Some of the deficiencies of physician numbers will be met by technology, which will turn care over to patients so they can monitor their own wellness. There will need to be some form of rationing of service as we go forward with the influx of baby boomers and newly insured people. They will put significant demands on our medical system. No politician will address this likely contingency, but we as physicians already experience these pressures in our daily tug of war with insurers. Our lives are difficult, and I do not anticipate technology making them easier.

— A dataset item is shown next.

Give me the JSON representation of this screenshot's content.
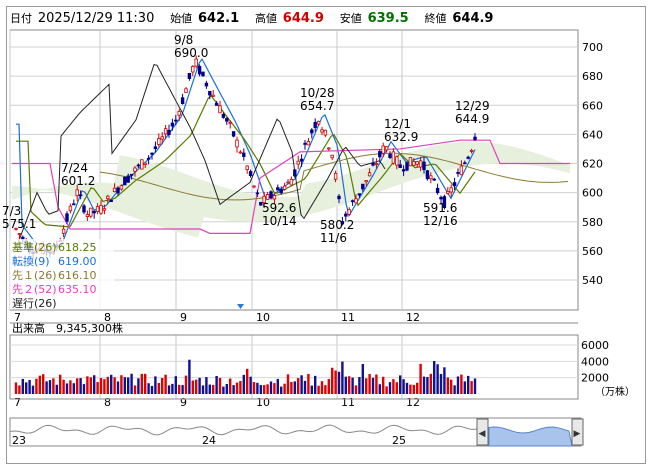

What are we to do? We can avoid the problems altogether or be part of the solution. I hope you will all join the Philadelphia County Medical Society. Your support will be helpful as we face queries from insurers and government. THIS IS NOT ENOUGH. It is time to get off the sideline and engage your legislators directly. The unions have no difficulty in getting rank and file out to contact their representatives. It is time we directly contact our representatives and tell them our thoughts directly. It is great to have your Society develop and communicate your position. Your officials will be more moved if they get calls from 10,000 constituents.
I have found that most legislators have little knowledge or understanding of what we do every day. These are the people who will write the rules that govern your life. Certainly, many of these rules are written by staffers and special interest that won’t espouse your interest. This is our ballgame and our patients’ future. Many physicians are resigned to staying on the sidelines. It is time to get out of the bleachers and on to the playing field. Develop professional relationships with lawmakers and let them know what you do every day. Tell them what your concerns for patients are about their legislation.
Whoever wins this election, which both parties have deemed the most important in a generation, change is inevitable.
We must make our voices heard by both parties. Personal ties will go a long way to help develop workable laws. So write, call, explain and engage your lawmakers. This is the most effective way to advance our concerns. Volunteer to meet with them and show them first hand what you do for your patients. Offer your personal services to your legislators. And as one of my partners who took this to heart did, colonoscope your congressman!
Harvey B. Lefton, MD, is President of the Philadelphia County Medical Society (www.philamedsoc.org).